Cato: Present at the RevolutionJanuary 24th, 2013
In the latest issue of City Journal, Barry Strauss reviews a new book on Cato the Younger, the Roman stoic who provided inspiration to many American founders. Though George Washington regularly went to the theater to see other plays—and regularly quoted from them, especially those by Shakespeare—Joseph Addison’s 1713 Cato, a Tragedy is the play with which Washington is most closely associated. Indeed, in 1778, Washington had the play performed for his men at Valley Forge.
But as Strauss points out, the Cato of history is rather different than the Cato presented by Addison. By the time of Valley Forge, Strauss notes, “centuries of mythmaking had transformed Cato from a suicidal martyr into a hero of liberty.”
Addison’s play argued for death in defense of liberty. A decade later, John Trenchard and Thomas Gordon’s Cato’s Letters went even further and offered a general theory: Liberty was a natural right, embodied in limited government, protected by opposition to tyranny, and characterized by freedom of speech and religion and private-property rights. Originally published in a London newspaper in the 1720s, Cato’s Letters—actually a series of essays that the authors wrote under a “Cato” pseudonym— eventually appeared in book form. The essays had enormous influence on the American Founders and on the writing of the Declaration of Independence.
Cato as a Whig and revolutionary is quite a stretch from the historical Cato. What about the reality? In Rome’s Last Citizen, political speechwriters and journalists Rob Goodman and Jimmy Soni offer an excellent introduction. They have done their homework in the classical sources. Their wise and lively book offers two lessons: first, knowing modern politics can yield insight into study of the ancient world; and second, Rome still has lessons to teach us today. The authors’ Rome includes such phenomena as “favor-swapping,” “personality-driven reform,” “a late-night strategy session,” “campaign apparatus,” and “new rules of engagement.” Balancing out these less inspiring features, Rome also offers Cicero’s oratory, Caesar’s Commentaries, and Plutarch’s Lives, among other treasures.
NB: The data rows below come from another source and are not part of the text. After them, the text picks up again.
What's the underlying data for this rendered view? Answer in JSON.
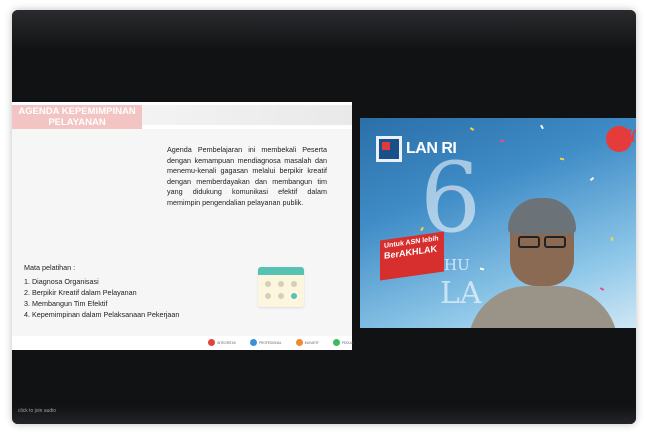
{
  "slide": {
    "title_line1": "AGENDA KEPEMIMPINAN",
    "title_line2": "PELAYANAN",
    "description": "Agenda Pembelajaran ini membekali Peserta dengan kemampuan mendiagnosa masalah dan menemu-kenali gagasan melalui berpikir kreatif dengan memberdayakan dan membangun tim yang didukung komunikasi efektif dalam memimpin pengendalian pelayanan publik.",
    "mata_title": "Mata pelatihan :",
    "mata_items": [
      "1.  Diagnosa Organisasi",
      "2.  Berpikir Kreatif dalam Pelayanan",
      "3.  Membangun Tim Efektif",
      "4.  Kepemimpinan dalam Pelaksanaan Pekerjaan"
    ],
    "icons": {
      "calendar": "calendar-icon"
    },
    "core_values": [
      {
        "label": "INTEGRITAS",
        "color": "#e0443c"
      },
      {
        "label": "PROFESIONAL",
        "color": "#3b8fd9"
      },
      {
        "label": "INOVATIF",
        "color": "#f08a2b"
      },
      {
        "label": "PEDULI",
        "color": "#3dbb5c"
      }
    ]
  },
  "video": {
    "logo_text": "LAN RI",
    "anniversary_number": "6",
    "tahun_text": "TAHU",
    "lan_text": "LA",
    "banner_line1": "Untuk ASN lebih",
    "banner_line2": "BerAKHLAK",
    "corner_mark": "7("
  },
  "self_view": {
    "name": "click to join audio"
  },
  "colors": {
    "frame_bg": "#111214",
    "slide_title_bg": "#f2c4c4",
    "video_bg": "#3f8cc7",
    "banner": "#d72e2e"
  }
}
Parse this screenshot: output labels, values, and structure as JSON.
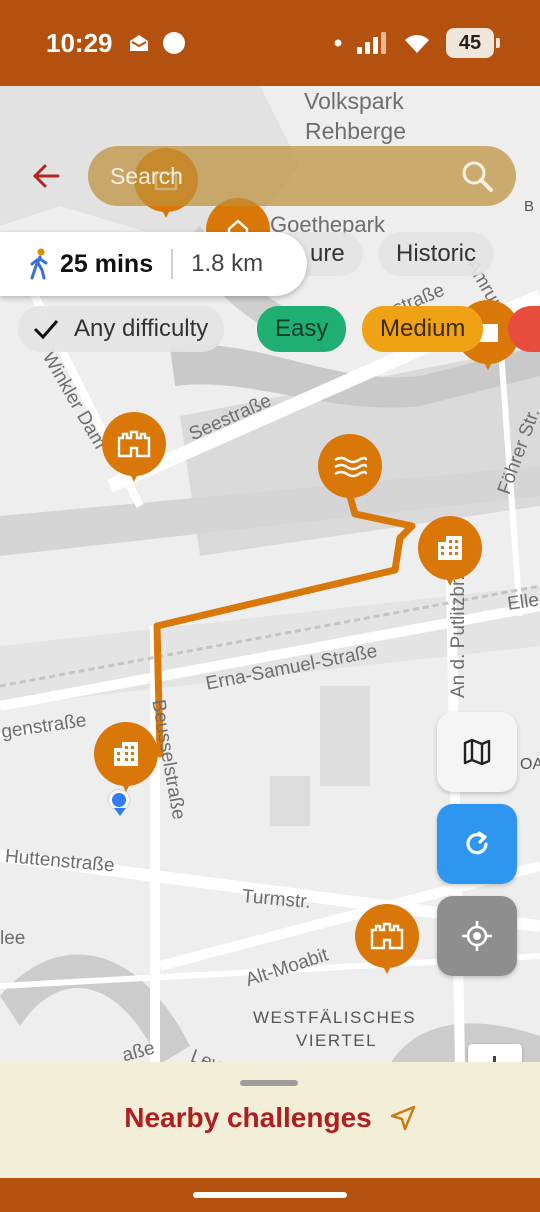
{
  "status_bar": {
    "time": "10:29",
    "battery": "45",
    "icons": [
      "mail-icon",
      "circle-icon",
      "dot-icon",
      "signal-icon",
      "wifi-icon",
      "battery-icon"
    ]
  },
  "map": {
    "labels": {
      "volkspark": "Volkspark",
      "rehberge": "Rehberge",
      "goethepark": "Goethepark",
      "seestrasse": "Seestraße",
      "ernasamuel": "Erna-Samuel-Straße",
      "beusselstrasse": "Beusselstraße",
      "huttenstrasse": "Huttenstraße",
      "turmstr": "Turmstr.",
      "altmoabit": "Alt-Moabit",
      "westfaelisches": "WESTFÄLISCHES",
      "viertel": "VIERTEL",
      "putlitz": "An d. Putlitzbr.",
      "foehrer": "Föhrer Str.",
      "zwinkler": "Winkler Dam",
      "gensstrasse": "genstraße",
      "ellen": "Elle",
      "lee": "lee",
      "b": "B",
      "oa": "OA",
      "lev": "Lev",
      "amrumer": "Amrumer",
      "strasse_top": "estraße",
      "sse_bottom": "aße"
    },
    "route_color": "#d97709",
    "marker_color": "#d97709"
  },
  "search": {
    "placeholder": "Search"
  },
  "filters": {
    "category_chips": [
      "ure",
      "Historic"
    ],
    "difficulty_chips": [
      {
        "label": "Any difficulty",
        "selected": true,
        "color": "#e4e4e4"
      },
      {
        "label": "Easy",
        "selected": false,
        "color": "#1faf72"
      },
      {
        "label": "Medium",
        "selected": false,
        "color": "#f0a215"
      }
    ]
  },
  "route": {
    "duration": "25 mins",
    "distance": "1.8 km"
  },
  "controls": {
    "map_layer": "map-icon",
    "refresh": "refresh-icon",
    "locate": "locate-icon"
  },
  "sheet": {
    "title": "Nearby challenges"
  }
}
Goodman and Soni make particularly good use of Plutarch’s Life of Cato the Younger, our main historical source, though one that requires caution—Plutarch wrote moralizing biography, not history.
Ancient Rome was a republic: a mixed government combining popular assemblies, powerful magistrates who operated as virtual kings for their year in office, and an aristocratic senate. The Roman republic indirectly inspired America’s constitutional separation of powers. By Cato’s day, though, Rome’s government was out of joint, bitterly divided between populists and oligarchs. Cato emerged as a leader of the second faction. He championed a tiny senate elite’s traditional role of guiding the destiny of the empire and its tens of millions of inhabitants. Yet Cato also defended freedom of speech, constitutional procedure, civic duty and service, honest administration, and the enlightened pursuit of the public interest.
More than anyone else, Cato saw clearly the threat that Julius Caesar posed to the old order. A brilliant and ambitious populist, Caesar wanted to dominate Rome. Unfortunately, Cato made things worse. He turned Caesar into a bigger enemy of the senate than he already was, unintentionally making Caesar stronger. Finally, he drove Caesar into civil war by refusing any compromise. Caesar prevailed, and Cato took his own life rather than admit defeat. His death capped a career of standing up for the republic as he saw it. If there was something blind and wrongheaded about him, there was also something magnificent.
As we noted yesterday, stories—both true and fictional—provide a great way to get students interested in the study of history. The story of Cato—both the historical and the theatrical version—does just this. Strauss, who is a history professor at Cornell University, concludes by detailing some of the questions that students can discuss from their study:
Soldiers can take courage from Cato’s example. Politicians should ponder it with care. His life offers a lesson in particular for conservatives about the need for tactical compromise to save what’s best of an old order. For how long should one stand on principle when tectonic shifts rumble below? If only Cato could have read Tomasi di Lampedusa’s 1958 novel, The Leopard, with its cynical but effective lesson: “If we want things to stay as they are, everything has to change.”Click here to sign up for our newsletter.
Tags: Cato the Younger, teaching resources